About the consultation and review
Official bilingualism is a rich part of our culture, history and future as a province.
Review of the Official Languages Act
The Official Languages Act ensures the equality of our official languages and linguistic communities, and that New Brunswickers are served by government officials in the language of their choice. Two commissioners have been appointed to conduct the review required by the Act and public consultation. They are independent of government.
Improving second language learning
In addition to the review, the commissioners have been asked to identify ways to improve the access to and quality of second language training. Providing the opportunity for all New Brunswickers to learn their second official language and communicate comfortably in both English and French is how we achieve a truly bilingual society.
The commissioners will review and listen to suggestions, recommendations and presentations on these topics from individuals, stakeholders and experts. A final report with recommendations for each of the two review topics will be presented to government by December 31st, 2021. The report will also be available to the public.
How you can participate
There are several ways you can participate! In keeping with COVID-19 guidelines, you will be able to participate online or by mail. We will be gathering input until August 31st, 2021.
Sending a written submission
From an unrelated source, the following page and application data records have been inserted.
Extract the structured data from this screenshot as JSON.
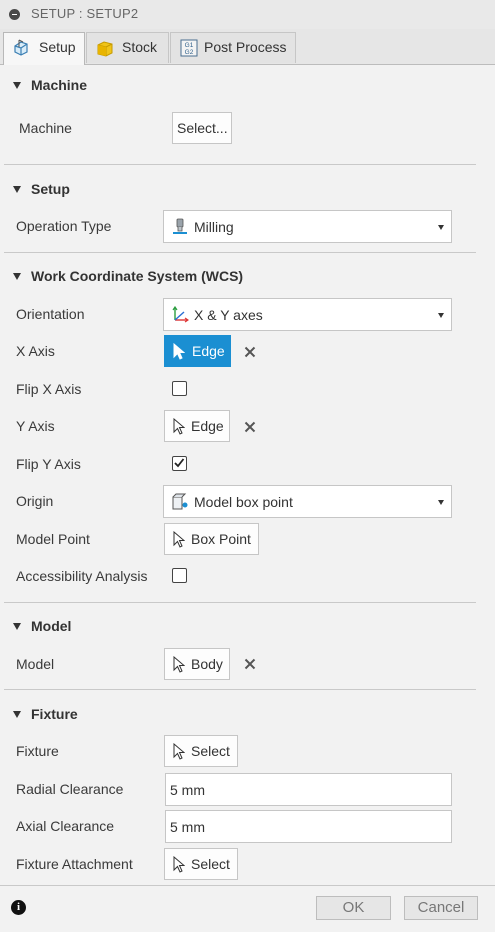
{
  "window": {
    "title": "SETUP : SETUP2"
  },
  "tabs": [
    {
      "label": "Setup",
      "icon": "setup-icon",
      "active": true
    },
    {
      "label": "Stock",
      "icon": "stock-cube-icon",
      "active": false
    },
    {
      "label": "Post Process",
      "icon": "gcode-icon",
      "active": false
    }
  ],
  "machine": {
    "header": "Machine",
    "label": "Machine",
    "button": "Select..."
  },
  "setup": {
    "header": "Setup",
    "operation_type_label": "Operation Type",
    "operation_type_value": "Milling"
  },
  "wcs": {
    "header": "Work Coordinate System (WCS)",
    "orientation_label": "Orientation",
    "orientation_value": "X & Y axes",
    "x_axis_label": "X Axis",
    "x_axis_button": "Edge",
    "flip_x_label": "Flip X Axis",
    "flip_x_checked": false,
    "y_axis_label": "Y Axis",
    "y_axis_button": "Edge",
    "flip_y_label": "Flip Y Axis",
    "flip_y_checked": true,
    "origin_label": "Origin",
    "origin_value": "Model box point",
    "model_point_label": "Model Point",
    "model_point_button": "Box Point",
    "accessibility_label": "Accessibility Analysis",
    "accessibility_checked": false
  },
  "model": {
    "header": "Model",
    "label": "Model",
    "button": "Body"
  },
  "fixture": {
    "header": "Fixture",
    "fixture_label": "Fixture",
    "fixture_button": "Select",
    "radial_label": "Radial Clearance",
    "radial_value": "5 mm",
    "axial_label": "Axial Clearance",
    "axial_value": "5 mm",
    "attachment_label": "Fixture Attachment",
    "attachment_button": "Select"
  },
  "footer": {
    "info_icon": "info-icon",
    "ok_label": "OK",
    "cancel_label": "Cancel"
  },
  "colors": {
    "accent": "#1b8fd2",
    "background": "#f2f2f2"
  }
}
Interested individuals or stakeholders are invited to send their written submission to the commissioners by mail or email. Please indicate if you consent to the publication of your document on this website and if you would like to present your thoughts and insights to the commissioners.
Send by email
Written submissions can be emailed to: bilingualNBbilingue@gnb.ca
Send by mail
Suggestions, recommendations and written submissions can be mailed to:
PO Box 5658
Caraquet, NB E1W 1B7
April – Aug. 2021
Consultation process with the public and stakeholders.
Start of formal consultations with experts and key stakeholders.
Sept. – Dec. 2021
Final wrap up sessions with selected individuals.
Drafting of the final report.
Dec. 31, 2021
Final report with recommendations on each of the two review topics is presented to government.
This report will also be available to the public.
Government to analyze the final report and determine next steps, including any legislative amendments.
About the commissioners
Judge Yvette Finn
Judge Finn held a professorship at the Université de Moncton in the 1970s before beginning law studies at the Université de Moncton and being called to the New Brunswick Bar in January 1982. She was appointed to the Provincial Court of New Brunswick in 1999 and has been a supernumerary judge since 2017.
During her career, she has also served as chair of the Provincial Court Judicial Education Committee and vice-chair of the National Education Committee of the Canadian Association of Provincial Court Judges. Finn has also initiated a national training program in English and French for provincially appointed judges across Canada. She has been very involved in Acadian associations as president of la Société nationale de l'Acadie, la Société des Jeux de l'Acadie and founding president of la Fondation des Jeux de l'Acadie.
John McLaughlin is a retired Deputy Minister for the Department of Education & Early Childhood Development (Anglophone Sector) for the Province of New Brunswick and is currently the President/CEO of Atlantic Education International. He is a career educator, with a background in literacy and educational leadership, and has served as a superintendent of schools in Northern New Brunswick.
In recent years he has represented Canada, through the Council of Ministers of Education of Canada, on two OECD international education committees: the Centre for Educational Research and Innovation (CERI), and the Education Policy Committee (EDPC), on which he served as a vice-chair. As one of the architects of Canada’s K-12 Global Competency Framework, he has represented Canada in high level discussions around the future of education at the United Nations in New York and at UNESCO in Paris.
The role of the commissioners
To review the Official Languages Act:
- To oversee the consultation and review of the Official Languages Act.
- To review legal decisions and recommendations from the Office of the Commissioner of Official Languages.
- To review and listen to suggestions, recommendations and presentations from individuals, stakeholders, and experts.
- To write and present a final report with recommendations that could include amendments to the Official Languages Act, to other legislation or any other recommendation for improving access to both official languages.
To make recommendations to improve access to both official languages:
- To improve the access to and the quality of second language instruction in the public education system, from early childhood to adulthood.
- To improve second language instruction and best practices throughout all stages of life, with a focus on language training for the unemployed and underemployed.
- To help define New Brunswick’s role as a bilingual, open society that values social, cultural, political and economic freedoms, as well as the protection of the vulnerable.